Stan Collender's blog
Quick note about tonight's State of the Union Address: I'm not expecting too much to be said about the budget, deficit or debt.
There are four reasons.
First, as much as a budget person likes me hates to admit it, all three of those topics are highly contentious, wonkish and almost certainly will darken the mood. In other words, they'll do exactly what most president's don't want to do with a SOTU.
Second, the president will want to use the speech to talk about his vision, that is, about the "promised land" voters will find if they follow his lead. He will want to make it clear that budget problems will be solved, or at least diminished, as the country moves in that direction rather than the country will move in the right direction if it solves the budget problem.
Third, there will be plenty of time in the coming weeks for the White House to talk about these topics. In fact, as soon as the SOTU and the follow-up events the administration has planned around the country are over, that's just about all it will be discussing through the end of March. The SOTU is almost the admnistration's last chance not to focus on these things.
Anyone involved in, observing or analyzing the federal budget knows by now that the sequester -- the across-the-board spending cuts that were triggered when the anything-but-super committee failed to agree on a deficit reduction plan -- was supposed to be so bad that Democrats and Republicans alike would do everything possible to avoid it. That was the theory, anyway.
The problem is that it hasn't worked out as expected. Rather than be the worst-possible alternative, it turns out that the sequester is actually the best for most representatives and senators compared to the tax increases and Medicare and Medicaid reductions that one side or the other (but not both) are saying they prefer.
That's not to say that the sequester is anyone's first choice because it clearly isn't. But it's just as clearly become everyone's second choice compared to every other alternative way to reducing the deficit.
But what if the question were different? What if instead of the sequester vs a tax increase or entitlement reduction, the choice was between a sequester and no sequester?
Anyone who thinks H.R. 325 -- the No Budget No Pay law that House Speaker John Boehner (R-OH) wants everyone to believe will do so much and be so important -- will, in fact, make any difference is both falling for Boehner's spin and doesn't understand how the congressional budget process really works.
According to the Congressional Budget Act, a "budget" is not really a budget until the House and Senate agree on a congressional budget resolution conference report, that is, each house has to adopt its own budget and then compromise with the other on a joint agreement. The House- or Senate-passed budget resolution means nothing and neither that house nor Congress as a whole is obligated to follow it.

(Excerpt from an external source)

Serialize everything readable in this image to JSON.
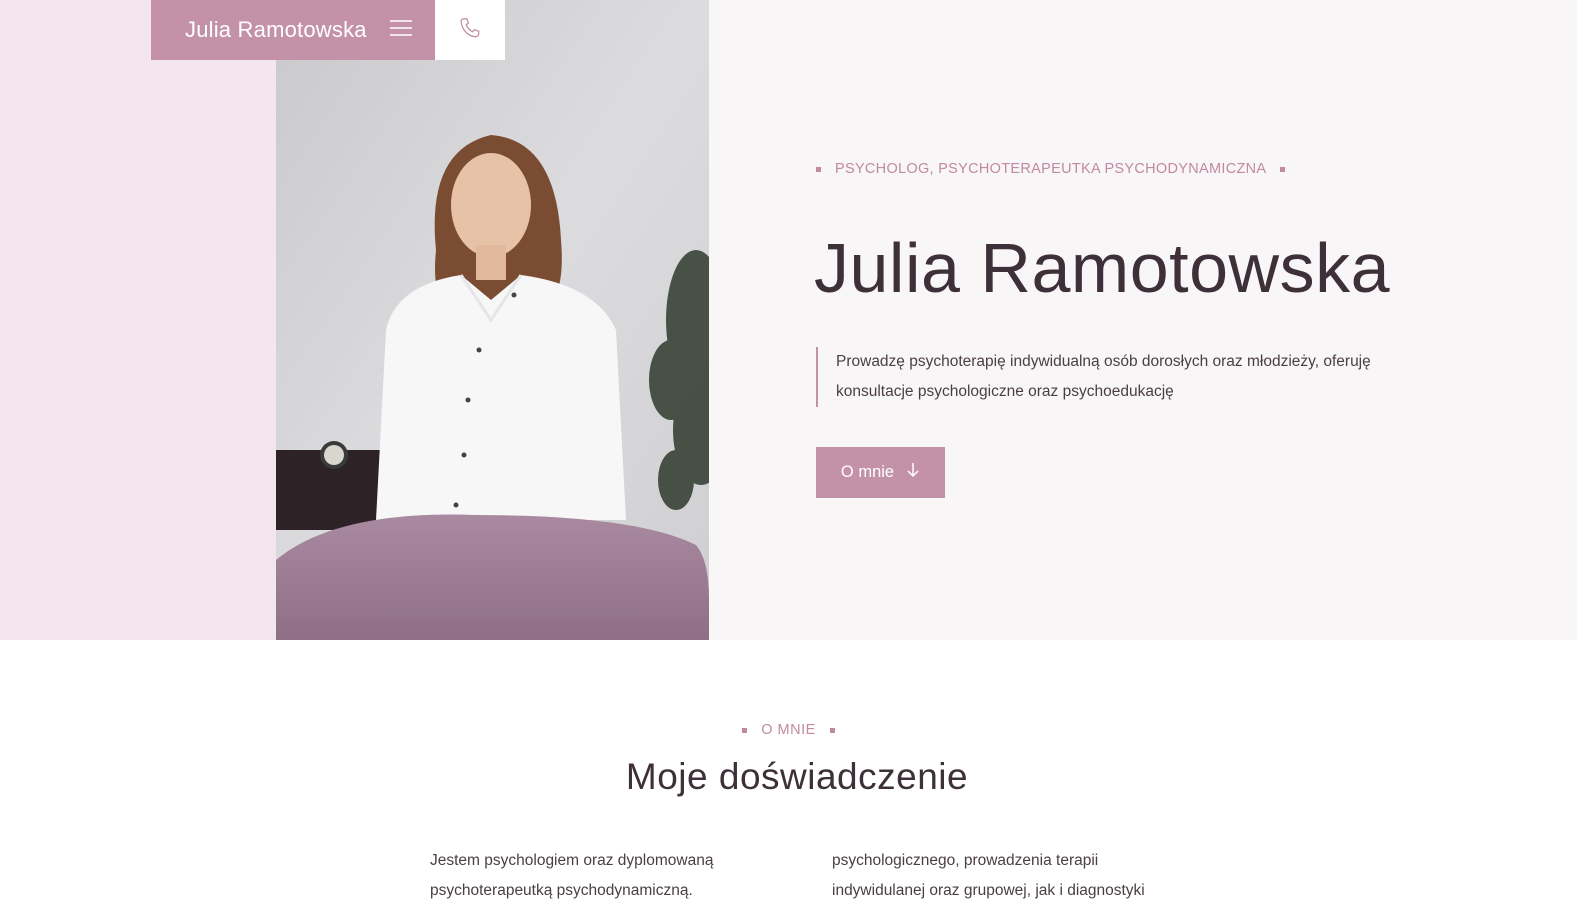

But the text of H.R. 325 makes it clear that the budget included in No Budget No Pay is not a budget resolution conference report:
When I was much younger, I helped start a monthly breakfast meeting for a handful of inside-the-beltway budget wonks.

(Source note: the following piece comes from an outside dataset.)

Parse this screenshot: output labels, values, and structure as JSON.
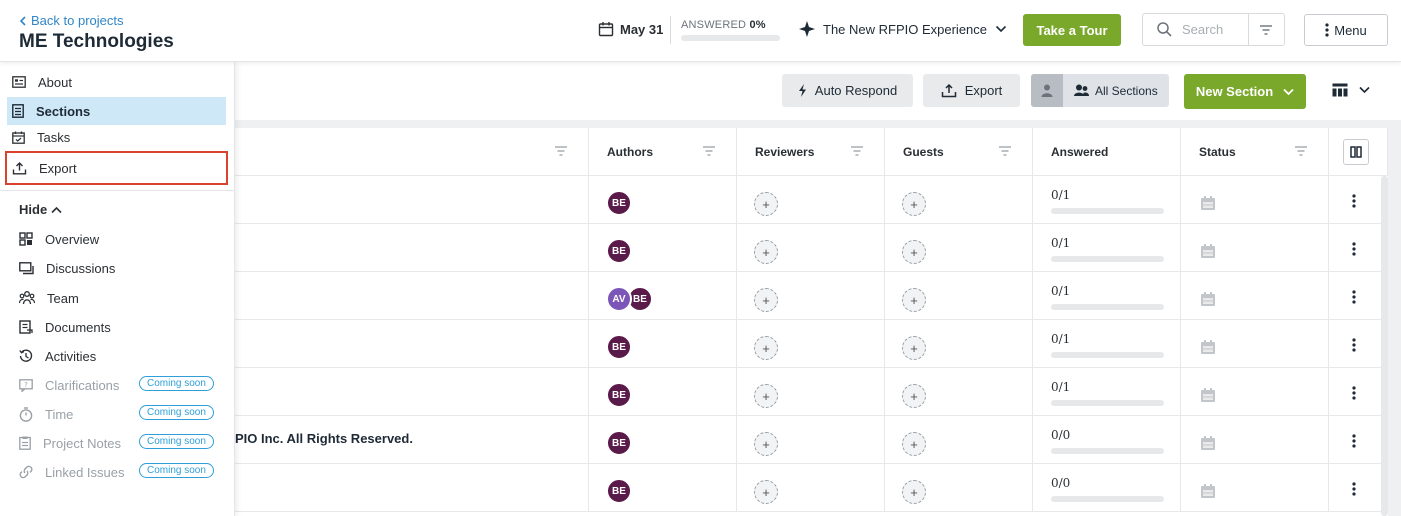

It now looks like the Senate on Wednesday will pass the "no budget no pay" version of the debt ceiling increase that has already been adopted by the House.
This will be the third GOP budget miscalculation, misstep and mistake in a row.
The first was the fiscal cliff, which turned out to be a political debacle for congressional Republicans in general and House Speaker John Boehner (OH) in particular. Boehner's Plan B disaster will go down in U.S. political history as one of the most ill-conceived efforts by any speaker on any issue. The ultimate result was that the House GOP was forced to do something it told its base it would never do -- allow an increase in taxes to be considered and enacted. It also had to kill the so-called Hastert rule (nothing comes to the House floor unless a majority of the majority are in favor of it) to do it.
The second was the empty GOP threat to use the federal debt ceiling to get the White House to agree to spending cuts. The dollar-for-dollar formula that for months Boehner had been saying was a nonnegotiable demand was completely dropped when the administration refused to negotiate.